EXERCISE: Below are some entries. Copy each line that holds the string "JSON".

[Records contained in a dataset]

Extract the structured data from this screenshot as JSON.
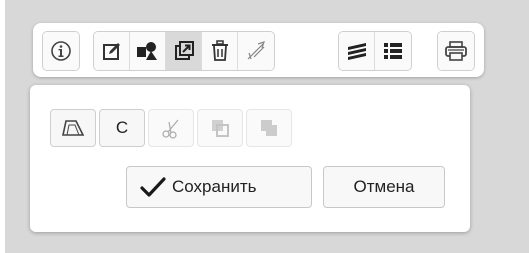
{
  "toolbar": {
    "groups": [
      [
        "info-icon"
      ],
      [
        "edit-icon",
        "shapes-icon",
        "external-link-icon",
        "trash-icon",
        "measure-icon"
      ],
      [
        "layers-icon",
        "list-icon"
      ],
      [
        "print-icon"
      ]
    ],
    "active": "external-link-icon"
  },
  "panel": {
    "tools": [
      {
        "icon": "polygon-icon",
        "enabled": true
      },
      {
        "label": "C",
        "enabled": true
      },
      {
        "icon": "scissors-icon",
        "enabled": false
      },
      {
        "icon": "copy-icon",
        "enabled": false
      },
      {
        "icon": "union-icon",
        "enabled": false
      }
    ],
    "save_label": "Сохранить",
    "cancel_label": "Отмена"
  },
  "colors": {
    "background": "#d8d8d8",
    "icon": "#333333",
    "disabled_icon": "#bbbbbb"
  }
}
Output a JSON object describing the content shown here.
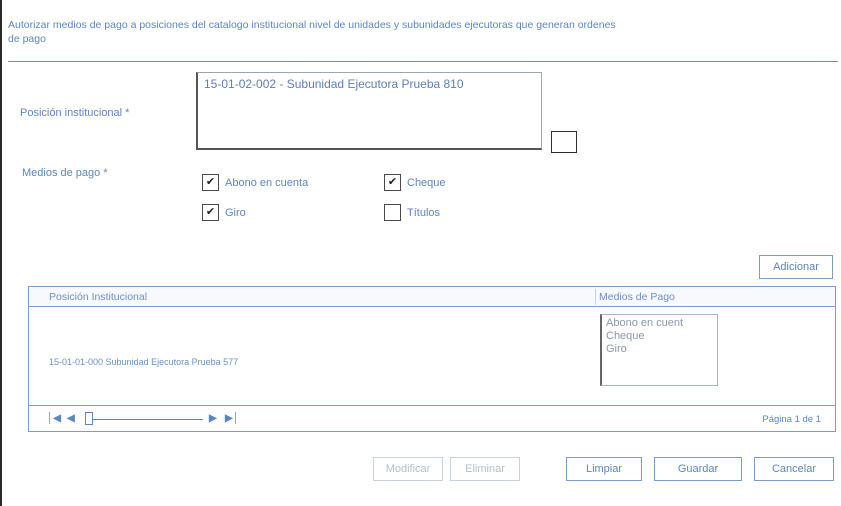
{
  "header": {
    "title_line1": "Autorizar medios de pago a posiciones del catalogo institucional nivel de unidades y subunidades ejecutoras que generan ordenes",
    "title_line2": "de pago"
  },
  "form": {
    "posicion_label": "Posición institucional *",
    "posicion_value": "15-01-02-002 - Subunidad Ejecutora Prueba 810",
    "medios_label": "Medios de pago *",
    "medios": [
      {
        "label": "Abono en cuenta",
        "checked": true
      },
      {
        "label": "Cheque",
        "checked": true
      },
      {
        "label": "Giro",
        "checked": true
      },
      {
        "label": "Títulos",
        "checked": false
      }
    ]
  },
  "buttons": {
    "adicionar": "Adicionar",
    "modificar": "Modificar",
    "eliminar": "Eliminar",
    "limpiar": "Limpiar",
    "guardar": "Guardar",
    "cancelar": "Cancelar"
  },
  "grid": {
    "columns": [
      "Posición Institucional",
      "Medios de Pago"
    ],
    "rows": [
      {
        "posicion": "15-01-01-000 Subunidad Ejecutora Prueba 577",
        "medios": [
          "Abono en cuent",
          "Cheque",
          "Giro"
        ]
      }
    ],
    "pager": {
      "first_icon": "first-page-icon",
      "prev_icon": "prev-page-icon",
      "next_icon": "next-page-icon",
      "last_icon": "last-page-icon",
      "page_text": "Página 1 de 1"
    }
  }
}
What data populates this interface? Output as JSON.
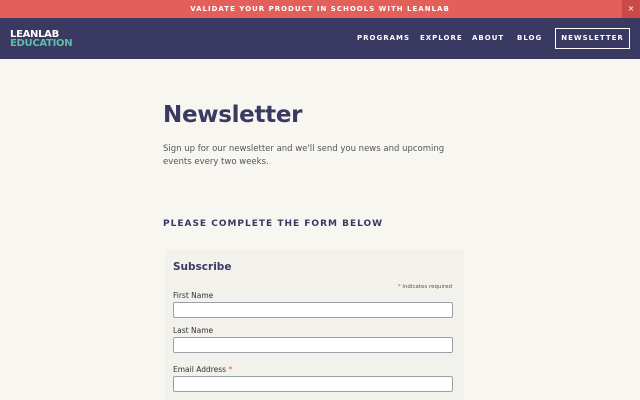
{
  "announcement": {
    "text": "VALIDATE YOUR PRODUCT IN SCHOOLS WITH LEANLAB",
    "close_label": "×"
  },
  "nav": {
    "logo_line1": "LEANLAB",
    "logo_line2": "EDUCATION",
    "items": [
      "PROGRAMS",
      "EXPLORE",
      "ABOUT",
      "BLOG"
    ],
    "cta_label": "NEWSLETTER"
  },
  "page": {
    "title": "Newsletter",
    "intro": "Sign up for our newsletter and we'll send you news and upcoming events every two weeks.",
    "form_heading": "PLEASE COMPLETE THE FORM BELOW"
  },
  "form": {
    "heading": "Subscribe",
    "required_marker": "*",
    "required_note": "indicates required",
    "fields": [
      {
        "label": "First Name",
        "required": false,
        "value": ""
      },
      {
        "label": "Last Name",
        "required": false,
        "value": ""
      },
      {
        "label": "Email Address",
        "required": true,
        "value": ""
      }
    ]
  },
  "colors": {
    "announce_bg": "#e35f5a",
    "nav_bg": "#393961",
    "accent_green": "#5bbfa6",
    "page_bg": "#f7f6f1"
  }
}
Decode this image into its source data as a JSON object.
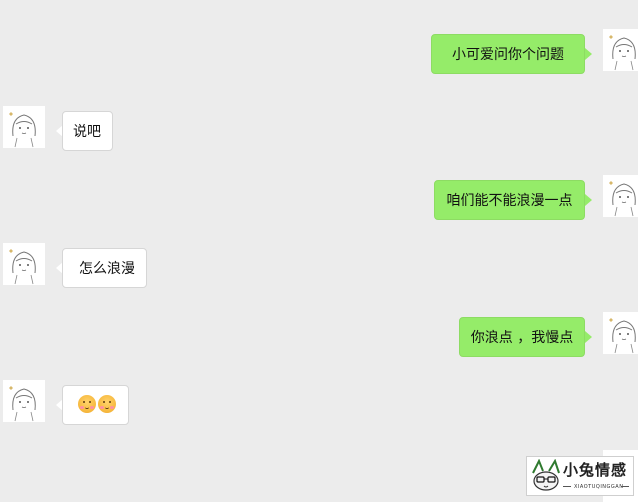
{
  "messages": [
    {
      "side": "sent",
      "text": "小可爱问你个问题"
    },
    {
      "side": "received",
      "text": "说吧"
    },
    {
      "side": "sent",
      "text": "咱们能不能浪漫一点"
    },
    {
      "side": "received",
      "text": "怎么浪漫"
    },
    {
      "side": "sent",
      "text": "你浪点 ，我慢点"
    },
    {
      "side": "received",
      "text": ""
    }
  ],
  "watermark": {
    "title": "小兔情感",
    "subtitle": "XIAOTUQINGGAN"
  },
  "icons": {
    "avatar": "girl-sketch-avatar-icon",
    "emoji": "blushing-smile-emoji-icon",
    "logo": "rabbit-logo-icon"
  },
  "colors": {
    "background": "#ececec",
    "sent_bubble": "#95ec69",
    "received_bubble": "#ffffff"
  }
}
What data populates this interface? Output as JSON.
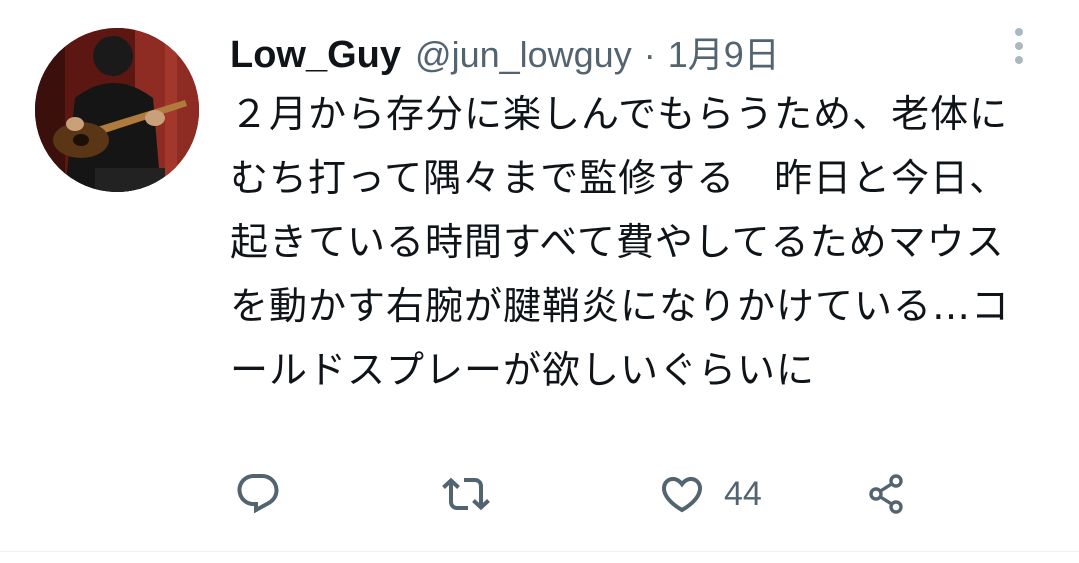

RESPONSE:
Extract the structured data from this screenshot as JSON.
Output a JSON object describing the content shown here.
What data populates this interface? Output as JSON.
Decode this image into its source data as a JSON object.
What data populates this interface? Output as JSON.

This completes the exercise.